While the initial analysis of the decision treated the ruling as a defeat for gay rights activists, an examination of pages 36-37 suggest otherwise:
The scope of the exception created by Proposition 8, however, necessarily is determined and limited by the specific language and scope of the new constitutional provision added by the ballot measure. Here the new constitutional provision (art. I, § 7.5) provides in full: "Only marriage between a man and a woman is valid or recognized in California." By its terms, the new provision refers only to "marriage" and does not address the right to establish an officially recognized family relationship, which may bear a name or designation other than "marriage." Accordingly, although the wording of the new constitutional provision reasonably is understood as limiting use of the designation of "marriage" under California law to opposite-sex couples, and thereby modifying the decision in the Marriage Cases, supra, 43 Cal.4th 757, insofar as the majority opinion in that case holds that limiting the designation of "marriage" to the relationship entered into by opposite-sex couples constitutes an impermissible impingement upon the state constitutional rights of privacy and due process, the language of article I, section 7.5, on its face, does not purport to alter or affect the more general holding in the Marriage Cases that same-sex couples, as well as opposite-sex couples, enjoy the constitutional right, under the privacy and due process clauses of the California Constitution, to establish an officially recognized family relationship. Because, as a general matter, the repeal of constitutional provisions by implication is disfavored (see, e.g., In re Thiery S. (1979) 19 Cal.3d 727, 744; Warne v. Harkness (1963) 60 Cal.2d 579, 587-588), Proposition 8 reasonably must be interpreted in a limited fashion as eliminating only the right of same-sex couples to equal access to the designation of marriage, and as not otherwise affecting the constitutional right of those couples to establish an officially recognized family relationship.
The majority went on for almost 140 pages. In brief, their points - which I'll next explore in somewhat greater depth - are these:
(1) The California Constitution is easy to amend, and that's not something we can change:
(2) The deprivation of rights isn't that big a deal, really, because all that's been removed by Prop 8 is the word "marriage" rather than the rights that go with it;
(3) Based on precedent and constitutional history, Prop 8 is a permissible amendment to the state's constitution - not a more substantial revision, which would require prior submission to the legislatures (and a 2/3 approval) before going to the voters;
(4) There's no separation of powers problem here: Everyone's doing their constitutional job; and
(5) The Attorney General's "novel" argument that certain rights are "inalienable" and therefore immune from the vagaries of majority rule, has no traction.
A commenter at Andrew Sullivan's site writes:

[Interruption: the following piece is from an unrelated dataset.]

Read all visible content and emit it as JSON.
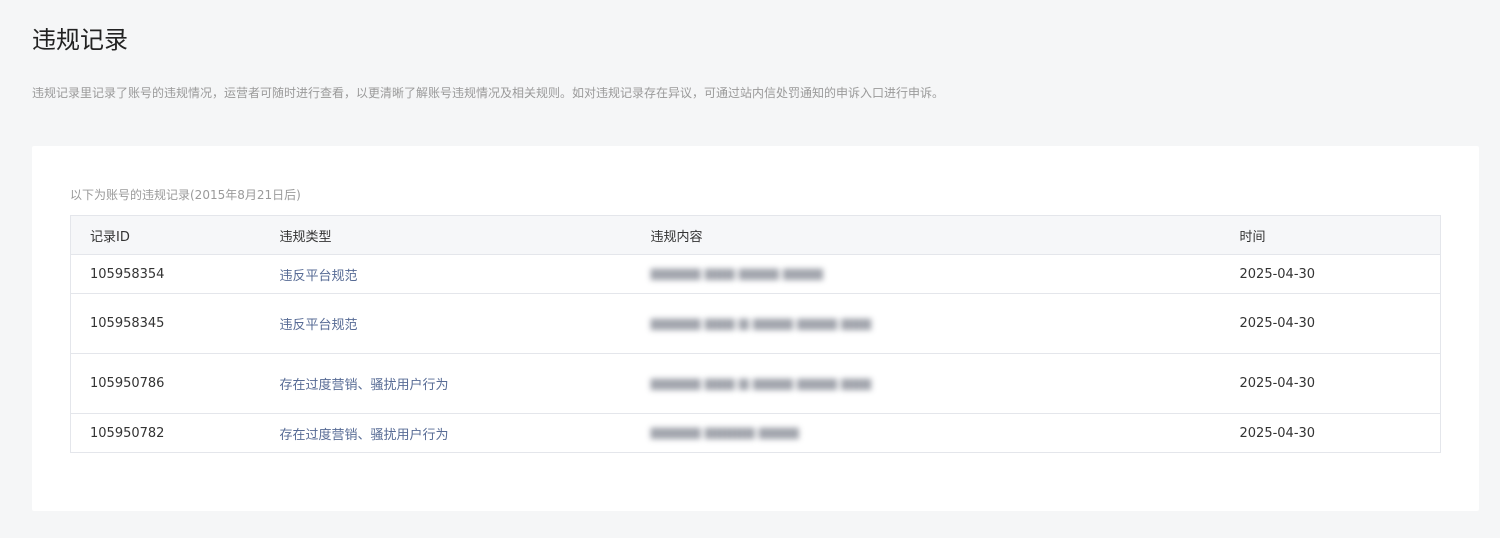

Have been through the Prop 8 opinion and dissents. It appears that this is a blockbuster pro-gay-rights decision, restricting the effect of Prop 8 to the effect of removing the designation of gay civil unions as "marriage," but upholding all equal rights previously declared by the Court; and, suggesting that if the opponents of gay rights were to try to restrict equal union rights for gays by constitutional change, such change would be an Amendment (not a revision) and thus would be procedurally much more difficult to accomplish. Being able to lay claim to the word "marriage" is important, but in all other respects this appears to be a spectacular decision in favor of gay rights..
The following bloggers are still untangling the decision, but they see it as a victory for marriage equality activists.
IT at Friends of Jake.